Valentina Zovko completed a PhD in 2012 at the University of Zagreb, Croatia, with a thesis entitled 'The role of the ambassadors of the Republic of Dubrovnik in expansion the borders onto the hinterland (at the turn of 14th in the 15th century)', work which signaled the start of her main scientific interest in the political and socio-cultural issues visible throw the sphere of Dubrovnik`s late medieval diplomacy. She is currently an Assistant Professor and Head of the Department for Medieval History, University of Zadar. Her research focuses on issues of medieval and early modern diplomacy, medieval centres of power, identity, prosopography, emotions and perceptions in the Middle Ages. She has been guest professor at the University of Ljubljana, Slovenia and Institute of history in Warsaw, Poland.

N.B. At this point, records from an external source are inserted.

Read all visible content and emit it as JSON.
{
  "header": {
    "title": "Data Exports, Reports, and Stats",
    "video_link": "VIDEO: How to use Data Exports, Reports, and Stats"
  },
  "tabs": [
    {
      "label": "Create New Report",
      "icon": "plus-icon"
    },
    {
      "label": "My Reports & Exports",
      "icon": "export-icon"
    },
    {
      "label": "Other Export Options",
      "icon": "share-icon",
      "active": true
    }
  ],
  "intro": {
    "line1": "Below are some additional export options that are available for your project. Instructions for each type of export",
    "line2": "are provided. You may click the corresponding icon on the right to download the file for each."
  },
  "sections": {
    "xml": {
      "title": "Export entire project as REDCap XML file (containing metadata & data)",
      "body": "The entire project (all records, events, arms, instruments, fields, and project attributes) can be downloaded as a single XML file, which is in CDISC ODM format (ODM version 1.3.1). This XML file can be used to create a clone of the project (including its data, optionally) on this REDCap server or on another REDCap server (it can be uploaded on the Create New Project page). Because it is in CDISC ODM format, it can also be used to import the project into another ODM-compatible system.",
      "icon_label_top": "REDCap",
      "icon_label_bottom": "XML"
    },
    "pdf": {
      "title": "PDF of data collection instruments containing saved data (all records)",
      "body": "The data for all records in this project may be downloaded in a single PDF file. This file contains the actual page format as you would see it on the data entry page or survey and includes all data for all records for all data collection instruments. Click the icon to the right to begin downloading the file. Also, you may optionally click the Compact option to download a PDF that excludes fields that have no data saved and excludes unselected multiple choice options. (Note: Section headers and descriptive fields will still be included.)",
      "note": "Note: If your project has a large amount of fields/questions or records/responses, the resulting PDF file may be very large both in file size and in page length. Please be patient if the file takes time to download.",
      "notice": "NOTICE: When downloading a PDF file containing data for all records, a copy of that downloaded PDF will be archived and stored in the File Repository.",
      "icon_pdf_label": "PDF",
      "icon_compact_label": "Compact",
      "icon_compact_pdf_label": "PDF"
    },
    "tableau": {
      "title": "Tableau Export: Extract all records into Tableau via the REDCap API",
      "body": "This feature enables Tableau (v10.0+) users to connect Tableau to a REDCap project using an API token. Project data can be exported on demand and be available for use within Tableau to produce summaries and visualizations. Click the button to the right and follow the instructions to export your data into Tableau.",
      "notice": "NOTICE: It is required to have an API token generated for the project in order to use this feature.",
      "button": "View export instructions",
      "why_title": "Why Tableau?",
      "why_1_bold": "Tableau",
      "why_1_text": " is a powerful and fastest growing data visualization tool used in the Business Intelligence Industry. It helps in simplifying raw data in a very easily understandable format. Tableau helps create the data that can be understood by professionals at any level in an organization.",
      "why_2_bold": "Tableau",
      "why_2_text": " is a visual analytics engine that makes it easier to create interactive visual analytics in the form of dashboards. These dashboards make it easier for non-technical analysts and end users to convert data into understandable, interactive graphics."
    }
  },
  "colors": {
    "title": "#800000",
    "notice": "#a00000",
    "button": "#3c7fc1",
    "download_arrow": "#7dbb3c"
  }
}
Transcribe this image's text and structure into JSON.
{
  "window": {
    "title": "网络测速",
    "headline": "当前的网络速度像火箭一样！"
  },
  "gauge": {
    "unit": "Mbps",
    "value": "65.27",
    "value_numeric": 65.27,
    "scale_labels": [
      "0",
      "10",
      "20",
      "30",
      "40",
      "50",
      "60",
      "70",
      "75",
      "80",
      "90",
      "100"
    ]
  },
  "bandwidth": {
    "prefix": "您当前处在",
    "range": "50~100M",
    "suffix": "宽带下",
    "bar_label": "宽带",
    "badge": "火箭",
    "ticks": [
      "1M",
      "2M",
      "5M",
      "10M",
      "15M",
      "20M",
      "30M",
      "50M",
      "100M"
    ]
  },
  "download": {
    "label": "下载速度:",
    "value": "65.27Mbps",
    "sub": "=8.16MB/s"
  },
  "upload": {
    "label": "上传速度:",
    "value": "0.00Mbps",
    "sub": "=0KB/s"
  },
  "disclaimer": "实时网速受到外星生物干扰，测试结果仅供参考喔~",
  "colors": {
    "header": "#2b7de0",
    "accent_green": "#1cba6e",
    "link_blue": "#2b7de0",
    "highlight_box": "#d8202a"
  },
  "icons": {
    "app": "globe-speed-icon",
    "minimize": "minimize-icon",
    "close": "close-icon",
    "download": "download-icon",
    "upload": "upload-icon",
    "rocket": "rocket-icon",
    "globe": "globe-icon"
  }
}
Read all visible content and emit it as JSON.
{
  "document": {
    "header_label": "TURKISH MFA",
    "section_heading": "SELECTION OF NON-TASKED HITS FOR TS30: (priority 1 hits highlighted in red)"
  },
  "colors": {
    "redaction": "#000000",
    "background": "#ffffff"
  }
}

This lecture was part of the 'What's new in the Medieval?' Lecture Series, presented by the Institute of Advanced Studies and the ARC Centre of Excellence for the History of Emotions.
What’s New in the Medieval?
Join us for an exciting exploration of cutting-edge research about the medieval period by leading researchers associated with the Australian Research Council Centre of Excellence of the History of Emotions. These special lectures will explore the compelling histories of warfare, tolerance, freedom and gender – topics as charged and contentious then as they remain today.
Series chair: Professor Susan Broomhall, Australian Research Council Future Fellow and Honorary Chief Investigator, Australian Research Council Centre of Excellence for the History of Emotions, UWA
Other lectures in the series:
18 April: Medieval War in Modern Memory - Andrew Lynch, Director, Australian Research Council Centre of Excellence for the History of Emotions, UWA
11 May: The Limits of Tolerance: arguments for and against religious violence in the high Middle Ages - Michael Barbezat, Postdoctoral Fellow, Australian Research Council Centre of Excellence for the History of Emotions, UWA
11 Oct: Histories of gender, families and children: what do we still want to know? - Stephanie Tarbin, School of Humanities and Australian Research Council Centre of Excellence for the History of Emotions, UWA